EC Company Law and the Fears of a European Delaware
Posted: 3 Jun 2004
A long-standing and increasingly debated question among European company law scholars is whether we can expect (fear) a Delaware-like scenario within the EU, especially after Centros and its progeny of cases: a scenario in which States supposedly compete to attract (re) incorporations. This paper shows how unlikely such a scenario actually is and draws implications on the role of the European Community as a policy maker in this area. I argue that the implausibility of regulatory competition makes the case for harmonised EC company law rules designed to do anything more than facilitate companies' mobility and cross-border integration much less compelling. In fact, the most traditional and most popular justification for harmonisation appears to be that such rules are needed to avoid a race for the bottom. If there is no race under way, and none is likely to develop, then there is simply nothing to avoid.

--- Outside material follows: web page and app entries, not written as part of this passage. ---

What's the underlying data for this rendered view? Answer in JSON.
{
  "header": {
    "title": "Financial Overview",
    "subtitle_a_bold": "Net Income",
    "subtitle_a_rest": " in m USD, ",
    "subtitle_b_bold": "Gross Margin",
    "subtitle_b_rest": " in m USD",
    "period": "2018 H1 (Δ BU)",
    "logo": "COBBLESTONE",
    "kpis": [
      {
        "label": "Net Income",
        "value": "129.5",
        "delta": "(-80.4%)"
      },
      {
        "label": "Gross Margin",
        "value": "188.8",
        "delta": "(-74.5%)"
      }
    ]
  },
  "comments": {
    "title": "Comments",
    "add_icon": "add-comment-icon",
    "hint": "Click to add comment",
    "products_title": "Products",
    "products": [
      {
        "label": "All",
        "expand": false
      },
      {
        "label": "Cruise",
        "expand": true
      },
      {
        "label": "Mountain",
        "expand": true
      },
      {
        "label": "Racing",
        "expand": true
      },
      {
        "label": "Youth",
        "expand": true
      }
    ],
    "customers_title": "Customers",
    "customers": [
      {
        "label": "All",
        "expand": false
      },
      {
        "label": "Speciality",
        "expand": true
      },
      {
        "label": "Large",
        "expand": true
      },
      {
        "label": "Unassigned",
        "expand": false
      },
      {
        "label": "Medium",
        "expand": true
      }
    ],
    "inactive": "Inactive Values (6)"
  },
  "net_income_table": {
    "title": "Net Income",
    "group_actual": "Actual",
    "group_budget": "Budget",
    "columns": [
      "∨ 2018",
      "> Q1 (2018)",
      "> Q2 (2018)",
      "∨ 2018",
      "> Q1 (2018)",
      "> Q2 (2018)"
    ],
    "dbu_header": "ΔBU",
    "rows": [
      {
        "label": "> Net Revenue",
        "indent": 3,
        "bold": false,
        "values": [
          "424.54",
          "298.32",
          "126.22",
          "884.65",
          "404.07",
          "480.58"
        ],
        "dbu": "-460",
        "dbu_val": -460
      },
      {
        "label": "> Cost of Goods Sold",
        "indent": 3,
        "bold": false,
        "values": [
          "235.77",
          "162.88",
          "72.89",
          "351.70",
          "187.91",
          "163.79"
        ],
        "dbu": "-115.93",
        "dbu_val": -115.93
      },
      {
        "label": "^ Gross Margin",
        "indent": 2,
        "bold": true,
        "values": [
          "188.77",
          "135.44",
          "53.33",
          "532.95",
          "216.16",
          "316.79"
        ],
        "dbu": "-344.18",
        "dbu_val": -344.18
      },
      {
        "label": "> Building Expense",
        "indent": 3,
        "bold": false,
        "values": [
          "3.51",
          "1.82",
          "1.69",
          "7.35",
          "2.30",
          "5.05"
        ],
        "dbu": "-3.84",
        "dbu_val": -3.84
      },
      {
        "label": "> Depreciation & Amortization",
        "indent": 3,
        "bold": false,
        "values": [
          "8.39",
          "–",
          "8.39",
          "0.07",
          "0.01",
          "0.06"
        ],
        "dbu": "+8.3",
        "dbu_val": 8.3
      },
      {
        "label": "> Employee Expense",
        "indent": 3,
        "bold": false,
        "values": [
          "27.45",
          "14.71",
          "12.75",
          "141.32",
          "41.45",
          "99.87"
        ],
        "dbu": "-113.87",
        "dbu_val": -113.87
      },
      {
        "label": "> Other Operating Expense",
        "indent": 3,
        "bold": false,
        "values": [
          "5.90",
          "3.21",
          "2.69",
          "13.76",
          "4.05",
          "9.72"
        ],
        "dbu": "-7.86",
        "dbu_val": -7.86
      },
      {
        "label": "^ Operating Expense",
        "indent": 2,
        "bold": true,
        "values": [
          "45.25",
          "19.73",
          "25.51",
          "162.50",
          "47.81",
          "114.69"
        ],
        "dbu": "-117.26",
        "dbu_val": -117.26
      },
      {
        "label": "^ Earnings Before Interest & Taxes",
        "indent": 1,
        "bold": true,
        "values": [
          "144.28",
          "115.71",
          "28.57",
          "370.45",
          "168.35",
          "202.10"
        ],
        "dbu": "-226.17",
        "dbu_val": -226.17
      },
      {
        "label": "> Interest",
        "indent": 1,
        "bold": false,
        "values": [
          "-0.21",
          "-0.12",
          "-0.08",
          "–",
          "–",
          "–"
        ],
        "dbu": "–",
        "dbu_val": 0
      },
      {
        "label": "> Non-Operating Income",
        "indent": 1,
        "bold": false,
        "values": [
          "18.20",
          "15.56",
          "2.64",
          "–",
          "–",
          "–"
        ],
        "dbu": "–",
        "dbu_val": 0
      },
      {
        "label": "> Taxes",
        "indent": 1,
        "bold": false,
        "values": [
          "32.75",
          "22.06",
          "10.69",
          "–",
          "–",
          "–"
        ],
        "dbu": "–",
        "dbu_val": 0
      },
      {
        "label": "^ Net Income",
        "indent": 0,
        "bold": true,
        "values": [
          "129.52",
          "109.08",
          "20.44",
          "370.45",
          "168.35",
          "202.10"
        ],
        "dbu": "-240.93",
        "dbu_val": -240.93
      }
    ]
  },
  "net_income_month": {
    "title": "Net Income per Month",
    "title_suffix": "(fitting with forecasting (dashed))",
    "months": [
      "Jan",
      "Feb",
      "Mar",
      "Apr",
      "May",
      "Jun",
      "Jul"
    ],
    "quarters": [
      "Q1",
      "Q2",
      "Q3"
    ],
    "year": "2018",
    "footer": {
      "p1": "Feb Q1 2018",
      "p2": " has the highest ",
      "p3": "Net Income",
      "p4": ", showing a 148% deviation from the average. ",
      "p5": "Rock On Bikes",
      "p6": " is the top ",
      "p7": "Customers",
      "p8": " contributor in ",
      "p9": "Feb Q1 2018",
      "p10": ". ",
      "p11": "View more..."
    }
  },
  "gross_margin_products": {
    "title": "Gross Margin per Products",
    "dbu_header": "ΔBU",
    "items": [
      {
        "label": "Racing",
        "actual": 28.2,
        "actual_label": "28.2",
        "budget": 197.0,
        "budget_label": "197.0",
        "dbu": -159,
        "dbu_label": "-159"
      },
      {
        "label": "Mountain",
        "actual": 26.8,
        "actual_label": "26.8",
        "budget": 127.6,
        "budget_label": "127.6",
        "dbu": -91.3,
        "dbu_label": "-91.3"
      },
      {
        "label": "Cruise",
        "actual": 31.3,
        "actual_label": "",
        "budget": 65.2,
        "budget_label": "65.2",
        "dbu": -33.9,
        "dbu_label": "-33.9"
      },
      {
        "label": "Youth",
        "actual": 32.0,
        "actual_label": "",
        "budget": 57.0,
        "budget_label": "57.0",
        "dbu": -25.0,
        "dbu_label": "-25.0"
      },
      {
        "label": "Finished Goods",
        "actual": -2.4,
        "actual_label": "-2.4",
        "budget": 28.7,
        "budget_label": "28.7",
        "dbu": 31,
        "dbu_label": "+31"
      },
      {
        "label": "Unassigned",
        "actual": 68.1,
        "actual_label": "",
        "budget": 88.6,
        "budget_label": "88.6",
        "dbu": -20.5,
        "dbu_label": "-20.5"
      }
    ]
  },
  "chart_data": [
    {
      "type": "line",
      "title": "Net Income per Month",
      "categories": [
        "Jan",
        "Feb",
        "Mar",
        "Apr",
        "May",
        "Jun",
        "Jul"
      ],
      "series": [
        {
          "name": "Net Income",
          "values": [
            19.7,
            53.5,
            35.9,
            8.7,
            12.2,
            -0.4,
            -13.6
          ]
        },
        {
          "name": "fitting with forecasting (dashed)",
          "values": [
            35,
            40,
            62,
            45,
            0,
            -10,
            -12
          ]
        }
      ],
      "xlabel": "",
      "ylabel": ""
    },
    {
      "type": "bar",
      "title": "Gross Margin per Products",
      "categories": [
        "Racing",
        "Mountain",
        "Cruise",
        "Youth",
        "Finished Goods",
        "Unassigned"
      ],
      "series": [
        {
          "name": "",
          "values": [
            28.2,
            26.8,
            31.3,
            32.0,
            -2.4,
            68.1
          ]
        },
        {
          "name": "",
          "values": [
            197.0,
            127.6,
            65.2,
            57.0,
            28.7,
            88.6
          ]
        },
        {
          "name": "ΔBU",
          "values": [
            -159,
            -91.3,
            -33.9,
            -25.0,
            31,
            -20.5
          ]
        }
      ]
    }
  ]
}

The paper mainly focuses on listed companies and companies at the IPO stage, essentially for two reasons. First, these are the special targets of recent initiatives by the EC commission following scandals such as Enron in the US and Ahold and Parmalat in Europe. Second, regulatory competition in the US mainly involves listed companies, so that the US experience and studies can teach us more about competition for them than for closely held ones. In any event, most of the arguments can also be extended to closely held companies.
In order for a market for corporate law to form, firms must be able and willing to shop for a friendlier company law than the default law of their home State by reincorporating elsewhere. Part II enquires whether this option is available to European listed companies, not only as a matter of law but in actual practice, in light of the possible legal and non-legal obstacles. Regulatory arbitrage of this sort cannot be ruled out altogether, but it is bound to be much less common than in the United States.
Even having established that there is indeed a demand, however little, for a friendlier company law, it is far from sure that a European Delaware will emerge. Part III shows that it is most unlikely that any EU Member State will emerge as an active player in the market for corporate law, owing to a number of features of the European institutional framework that were absent more than a century ago when some US States engaged in a race for (re)incorporations. Part IV concludes, highlighting that the race for the bottom argument for harmonisation is unconvincing because no race can reasonably be expected to develop among EC Member States in the field of company law.
Keywords: EC Company Law, Competition for corporate charters, Delaware, Reincorporations debate, regulatory competition, regulatory arbitrage, harmonization
JEL Classification: G34, G38, K22
Suggested Citation: Suggested Citation